The vast majority of today’s global conflicts are fought by gangs, insurgent groups and warlords using small arms and improvised weapons. “Women, War & Peace” reveals how this post-Cold War proliferation of small arms has changed the landscape of war, with women becoming primary targets and simultaneously emerging as peace brokers. The series spotlights stories in conflict zones from Bosnia to Afghanistan and from Colombia to Liberia, placing women at the center of dialogue about security and modern warfare.
Abigail Disney is executive producer of “Women, War & Peace,” which includes her documentary “Pray the Devil Back to Hell.” It explores the Liberian women’s movement that took on the brutal regime of warlord and dictator Charles Taylor, forced his exile and set the stage for the rise of Africa’s first female head of state, Ellen Johnson Sirleaf. The Nobel Peace Prize 2011 was awarded Oct. 7 to three women, including Sirleaf and her compatriot in peace activism, Leymah Gbowee. Disney, a filmmaker, philanthropist, businesswoman and community activist has supported women’s leadership and rights in diverse international issues and speaks globally on women’s political and economic empowerment. She founded the Daphne Foundation, which makes grants to grassroots organizations working with low-income communities in New York City, and serves on the boards of the White House Project, the Global Fund for Women, and the Fund for the City of New York, as well as on advisory panels for the Association to Benefit Children and the HIV Law Project.
Geena Davis narrates the “Women, War & Peace” series, which dovetails with her interest in women’s issues. She founded the Geena Davis Institute on Gender in Media, which – along with its programming arm, See Jane – is at the forefront of changing gender stereotypes in children’s entertainment and media. Davis also has been a spokesperson for Women & Girls Lead, an innovative public media initiative designed to focus, educate and connect women, girls and their allies around the globe to address the challenges of the 21st century.

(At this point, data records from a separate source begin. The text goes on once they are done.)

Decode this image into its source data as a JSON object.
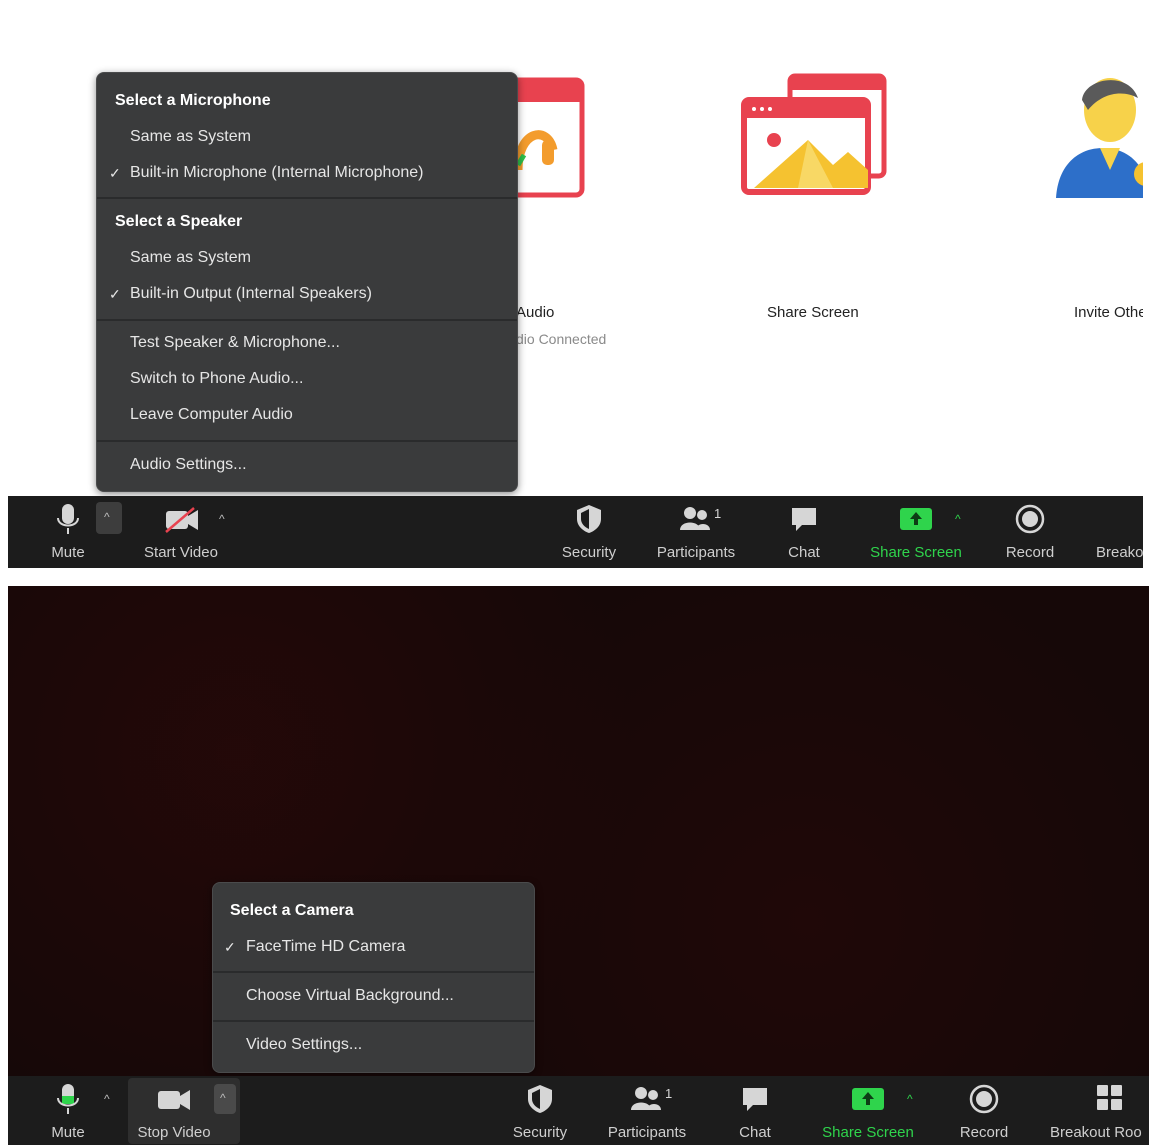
{
  "panel1": {
    "tiles": {
      "audio": {
        "label": "Audio",
        "sublabel": "dio Connected"
      },
      "share_screen": {
        "label": "Share Screen"
      },
      "invite": {
        "label": "Invite Othe"
      }
    },
    "audio_menu": {
      "mic_header": "Select a Microphone",
      "mic_items": [
        {
          "label": "Same as System",
          "checked": false
        },
        {
          "label": "Built-in Microphone (Internal Microphone)",
          "checked": true
        }
      ],
      "speaker_header": "Select a Speaker",
      "speaker_items": [
        {
          "label": "Same as System",
          "checked": false
        },
        {
          "label": "Built-in Output (Internal Speakers)",
          "checked": true
        }
      ],
      "actions": [
        "Test Speaker & Microphone...",
        "Switch to Phone Audio...",
        "Leave Computer Audio"
      ],
      "settings": "Audio Settings..."
    },
    "toolbar": {
      "mute": "Mute",
      "start_video": "Start Video",
      "security": "Security",
      "participants": "Participants",
      "participants_count": "1",
      "chat": "Chat",
      "share_screen": "Share Screen",
      "record": "Record",
      "breakout": "Breako"
    }
  },
  "panel2": {
    "camera_menu": {
      "header": "Select a Camera",
      "items": [
        {
          "label": "FaceTime HD Camera",
          "checked": true
        }
      ],
      "virtual_bg": "Choose Virtual Background...",
      "settings": "Video Settings..."
    },
    "toolbar": {
      "mute": "Mute",
      "stop_video": "Stop Video",
      "security": "Security",
      "participants": "Participants",
      "participants_count": "1",
      "chat": "Chat",
      "share_screen": "Share Screen",
      "record": "Record",
      "breakout": "Breakout Roo"
    }
  },
  "colors": {
    "toolbar_bg": "#1c1c1c",
    "menu_bg": "#3a3b3c",
    "share_green": "#2fd44c",
    "tile_red": "#e8424f",
    "mic_green": "#2fd44c"
  },
  "check_mark": "✓",
  "caret": "^"
}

Roxanne Varzi, UCI associate professor of anthropology and film & media studies, was born in Iran and moved to the U.S. as a child. Her first documentary, “Plastic Flowers Never Die,” was shot entirely in Iran, screened at the Boston Film Festival and picked up for distribution by Documentary Educational Resources. Varzi wrote, edited and selected music for the film, which deals with the aftermath of the Iran-Iraq War, an eight-year conflict that killed more than a million people. She also is the author of Warring Souls, an eloquent account of the beliefs and experiences of young, middle-class, urban Iranians.
Kelly Thornton Smith, a Newport Beach philanthropist, founded Orange County’s Center for Living Peace on the belief that “good happens.” It’s a place where children, families and adults of all ages can connect to their spirit, others and the world in order to make a difference.